In mathematics, the maximum principle is a property of solutions to certain partial differential equations, of the elliptic and parabolic types. Roughly speaking, it says that the maximum of a function in a domain is to be found on the boundary of that domain. Specifically, the strong maximum principle says that if a function achieves its maximum in the interior of the domain, the function is uniformly a constant. The weak maximum principle says that the maximum of the function is to be found on the boundary, but may re-occur in the interior as well. Other, even weaker maximum principles exist which merely bound a function in terms of its maximum on the boundary.

In convex optimization, the maximum principle states that the maximum of a convex function on a compact convex set is attained on the boundary.[1]

The classical example[edit]

Harmonic functions are the classical example to which the strong maximum principle applies. Formally, if f is a harmonic function, then f cannot exhibit a true local maximum within the domain of definition of f. In other words, either f is a constant function, or, for any point x_0\, inside the domain of f, there exist other points arbitrarily close to x_0\, at which f takes larger values.[2]

Let f be an harmonic function defined on some connected open subset D of the Euclidean space Rn. If x_0\, is a point in D such that

f(x_0)\ge f(x) \,

for all x in a neighborhood of x_0\,, then the function f is constant on D.

By replacing "maximum" with "minimum" and "larger" with "smaller", one obtains the minimum principle for harmonic functions.

The maximum principle also holds for the more general subharmonic functions, while superharmonic functions satisfy the minimum principle.[3]

Heuristics for the proof[edit]

The weak maximum principle for harmonic functions is a simple consequence of facts from calculus.
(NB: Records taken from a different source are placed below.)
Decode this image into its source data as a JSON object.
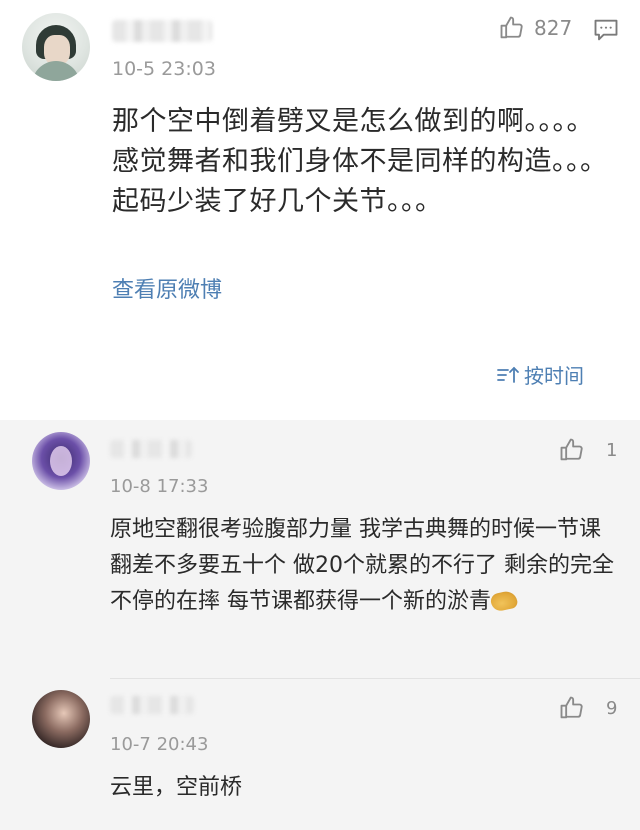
{
  "main_post": {
    "timestamp": "10-5 23:03",
    "like_count": "827",
    "text": "那个空中倒着劈叉是怎么做到的啊。。。。感觉舞者和我们身体不是同样的构造。。。起码少装了好几个关节。。。",
    "view_original_label": "查看原微博"
  },
  "sort": {
    "label": "按时间"
  },
  "comments": [
    {
      "timestamp": "10-8 17:33",
      "like_count": "1",
      "text": "原地空翻很考验腹部力量 我学古典舞的时候一节课翻差不多要五十个 做20个就累的不行了 剩余的完全不停的在摔 每节课都获得一个新的淤青"
    },
    {
      "timestamp": "10-7 20:43",
      "like_count": "9",
      "text": "云里，空前桥"
    }
  ],
  "colors": {
    "link_blue": "#4e7fb3",
    "comments_bg": "#f4f4f4",
    "meta_gray": "#9a9a9a"
  },
  "icons": {
    "like": "thumbs-up-icon",
    "comment": "comment-bubble-icon",
    "sort": "sort-time-icon",
    "emoji": "pinched-hands-emoji-icon"
  }
}
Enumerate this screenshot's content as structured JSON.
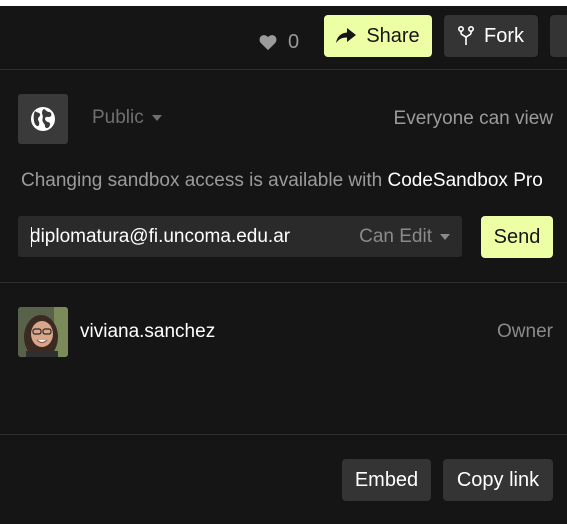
{
  "header": {
    "like_count": "0",
    "share_label": "Share",
    "fork_label": "Fork"
  },
  "access": {
    "visibility": "Public",
    "visibility_note": "Everyone can view",
    "pro_note_prefix": "Changing sandbox access is available with ",
    "pro_note_product": "CodeSandbox Pro"
  },
  "invite": {
    "email_value": "diplomatura@fi.uncoma.edu.ar",
    "permission": "Can Edit",
    "send_label": "Send"
  },
  "members": [
    {
      "name": "viviana.sanchez",
      "role": "Owner"
    }
  ],
  "footer": {
    "embed_label": "Embed",
    "copy_link_label": "Copy link"
  },
  "colors": {
    "background": "#151515",
    "accent": "#edffa5",
    "button_dark": "#343434"
  }
}
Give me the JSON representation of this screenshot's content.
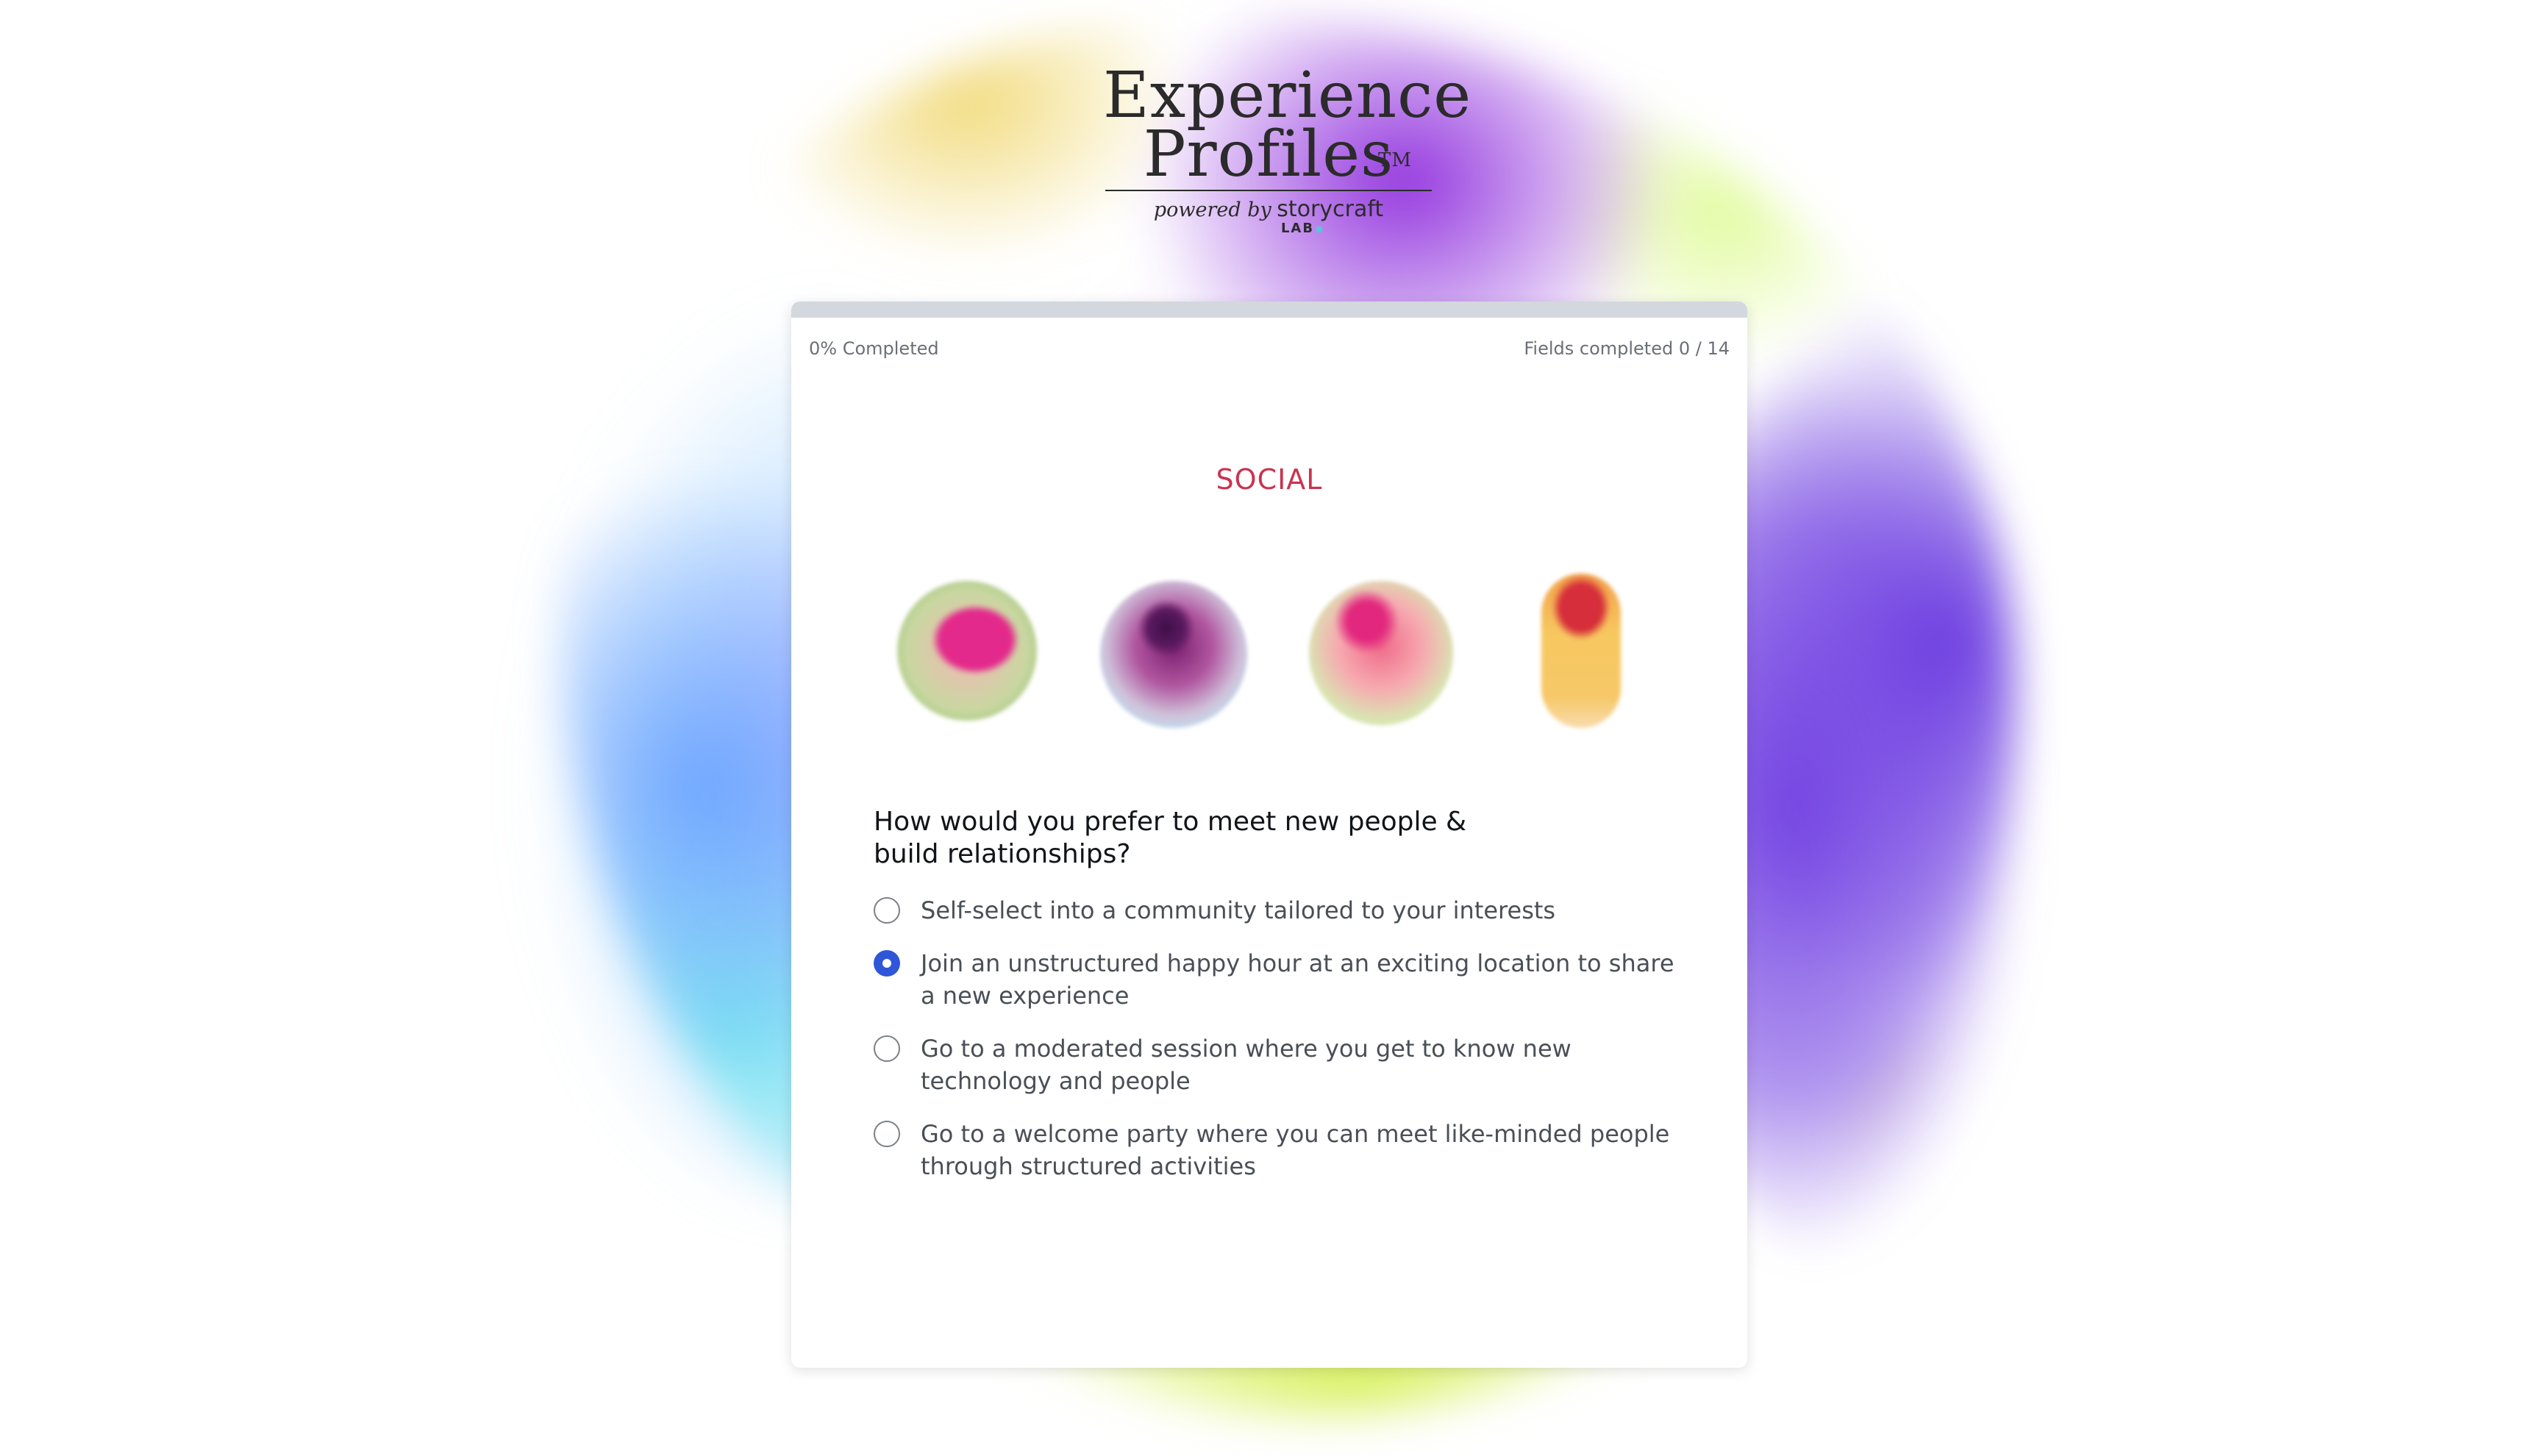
{
  "logo": {
    "title_line1": "Experience",
    "title_line2": "Profiles",
    "trademark": "TM",
    "powered_by": "powered by",
    "brand": "storycraft",
    "brand_sub": "LAB"
  },
  "progress": {
    "percent": 0,
    "completed_label": "0% Completed",
    "fields_label": "Fields completed 0 / 14",
    "fields_completed": 0,
    "fields_total": 14
  },
  "section": {
    "title": "SOCIAL"
  },
  "question": {
    "text": "How would you prefer to meet new people & build relationships?",
    "options": [
      {
        "label": "Self-select into a community tailored to your interests",
        "selected": false
      },
      {
        "label": "Join an unstructured happy hour at an exciting location to share a new experience",
        "selected": true
      },
      {
        "label": "Go to a moderated session where you get to know new technology and people",
        "selected": false
      },
      {
        "label": "Go to a welcome party where you can meet like-minded people through structured activities",
        "selected": false
      }
    ]
  },
  "colors": {
    "accent": "#2f56d8",
    "section_title": "#c9344f",
    "progress_track": "#d3d7de"
  }
}
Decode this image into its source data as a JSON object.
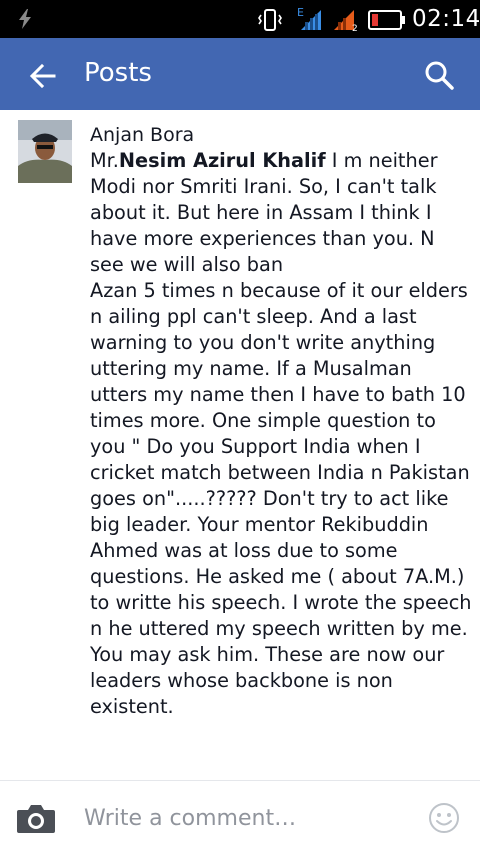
{
  "status_bar": {
    "time": "02:14",
    "network_label": "E",
    "sim_label": "2"
  },
  "app_bar": {
    "title": "Posts",
    "back_icon": "arrow-left-icon",
    "search_icon": "search-icon",
    "color": "#4267b2"
  },
  "comment": {
    "author": "Anjan Bora",
    "mention": "Nesim Azirul Khalif",
    "prefix": "Mr.",
    "text": " I m neither Modi nor Smriti Irani. So, I can't talk about it. But here in Assam I think I have more experiences than you. N see we will also ban\nAzan 5 times n because of it our elders n ailing ppl can't sleep. And a last warning to you don't write anything uttering my name. If a Musalman utters my name then I have to bath 10 times more. One simple question to you \" Do you Support India when I cricket match between India n Pakistan goes on\".....????? Don't try to act like big leader. Your mentor Rekibuddin Ahmed was at loss due to some questions. He asked me ( about 7A.M.) to writte his speech. I wrote the speech n he uttered my speech written by me.\nYou may ask him. These are now our leaders whose backbone is non existent."
  },
  "composer": {
    "placeholder": "Write a comment…",
    "camera_icon": "camera-icon",
    "emoji_icon": "smiley-icon"
  }
}
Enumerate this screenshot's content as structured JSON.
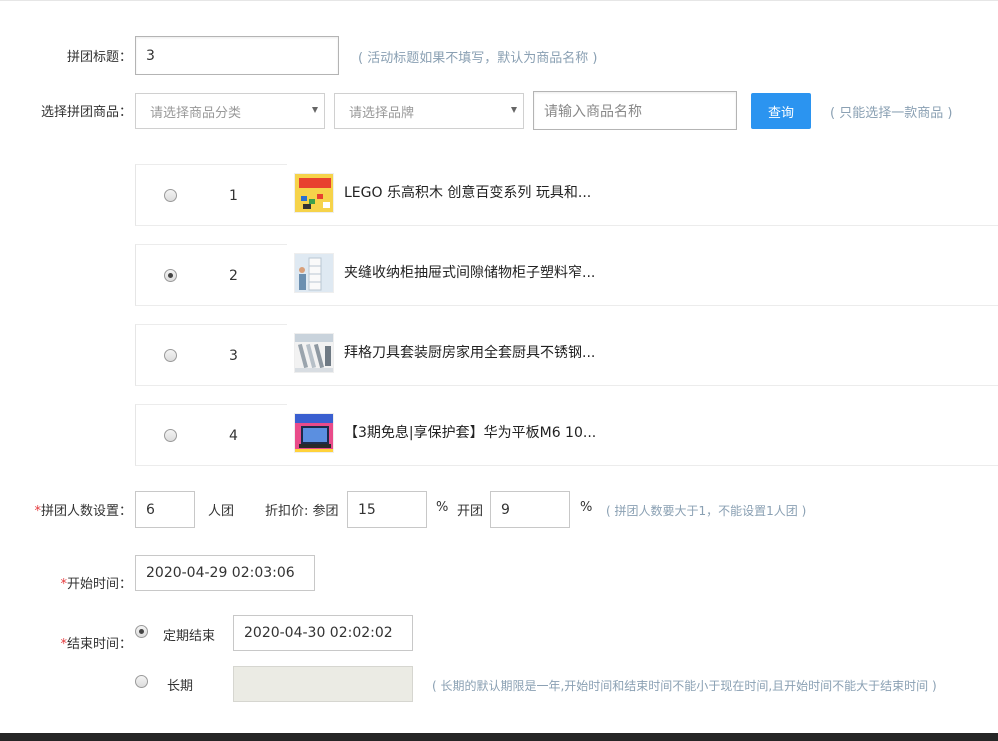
{
  "title_field": {
    "label": "拼团标题：",
    "value": "3",
    "hint": "( 活动标题如果不填写，默认为商品名称 )"
  },
  "product_select": {
    "label": "选择拼团商品：",
    "category_placeholder": "请选择商品分类",
    "brand_placeholder": "请选择品牌",
    "name_placeholder": "请输入商品名称",
    "search_button": "查询",
    "hint": "( 只能选择一款商品 )"
  },
  "products": [
    {
      "index": "1",
      "name": "LEGO 乐高积木 创意百变系列 玩具和...",
      "selected": false,
      "thumb_icon": "lego-box-thumbnail"
    },
    {
      "index": "2",
      "name": "夹缝收纳柜抽屉式间隙储物柜子塑料窄...",
      "selected": true,
      "thumb_icon": "storage-cabinet-thumbnail"
    },
    {
      "index": "3",
      "name": "拜格刀具套装厨房家用全套厨具不锈钢...",
      "selected": false,
      "thumb_icon": "knife-set-thumbnail"
    },
    {
      "index": "4",
      "name": "【3期免息|享保护套】华为平板M6 10...",
      "selected": false,
      "thumb_icon": "tablet-thumbnail"
    }
  ],
  "group_settings": {
    "required_mark": "*",
    "label": "拼团人数设置：",
    "people_value": "6",
    "people_unit": "人团",
    "discount_label": "折扣价: 参团",
    "join_value": "15",
    "percent1": "%",
    "open_label": "开团",
    "open_value": "9",
    "percent2": "%",
    "hint": "( 拼团人数要大于1，不能设置1人团 )"
  },
  "start_time": {
    "required_mark": "*",
    "label": "开始时间：",
    "value": "2020-04-29 02:03:06"
  },
  "end_time": {
    "required_mark": "*",
    "label": "结束时间：",
    "option_fixed": "定期结束",
    "fixed_value": "2020-04-30 02:02:02",
    "option_long": "长期",
    "long_value": "",
    "fixed_selected": true,
    "hint": "( 长期的默认期限是一年,开始时间和结束时间不能小于现在时间,且开始时间不能大于结束时间 )"
  },
  "colors": {
    "accent": "#2b94f0",
    "required": "#e4393c",
    "hint": "#8aa0b3"
  }
}
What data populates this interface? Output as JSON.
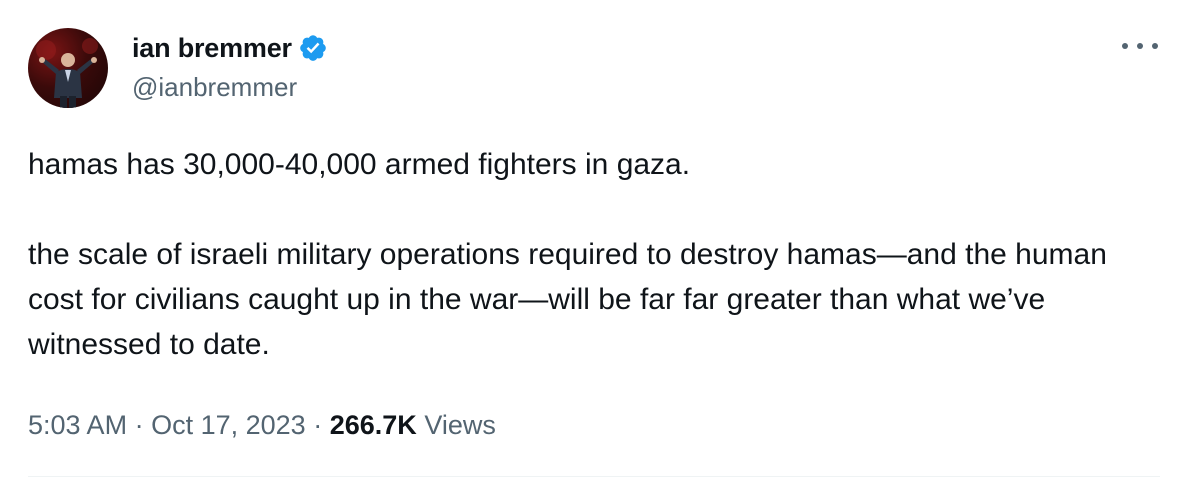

The key ingredient for the proof is the fact that, by the definition of a harmonic function, the Laplacian of f is zero. Then, if x_0\, is a non-degenerate critical point of f(x), we must be seeing a saddle point, since otherwise there is no chance that the sum of the second derivatives of f is zero. This of course is not a complete proof, and we left out the case of x_0\, being a degenerate point, but this is the essential idea.

The strong maximum principle relies on the Hopf lemma, and this is more complicated.

See also[edit]

References[edit]

  1. ^ Chapter 32 of Rockafellar (1970).
  2. ^ Berenstein and Gay.
  3. ^ Evans.
  • Berenstein, Carlos A.; Roger Gay (1997). Complex Variables: An Introduction. Springer (Graduate Texts in Mathematics). ISBN 0-387-97349-4. 
  • Caffarelli, Luis A.; Xavier Cabre (1995). Fully Nonlinear Elliptic Equations. Providence, Rhode Island: American Mathematical Society. pp. 31–41. ISBN 0-8218-0437-5. 
  • Evans, Lawrence C. (1998). Partial Differential Equations. Providence, Rhode Island: American Mathematical Society. ISBN 0-8218-0772-2. 
  • Rockafellar, R. T. (1970). Convex analysis. Princeton: Princeton University Press. 
  • Gilbarg, D.; Trudinger, Neil (1983). Elliptic Partial Differential Equations of Second Order. New York: Springer. ISBN 3-540-41160-7. .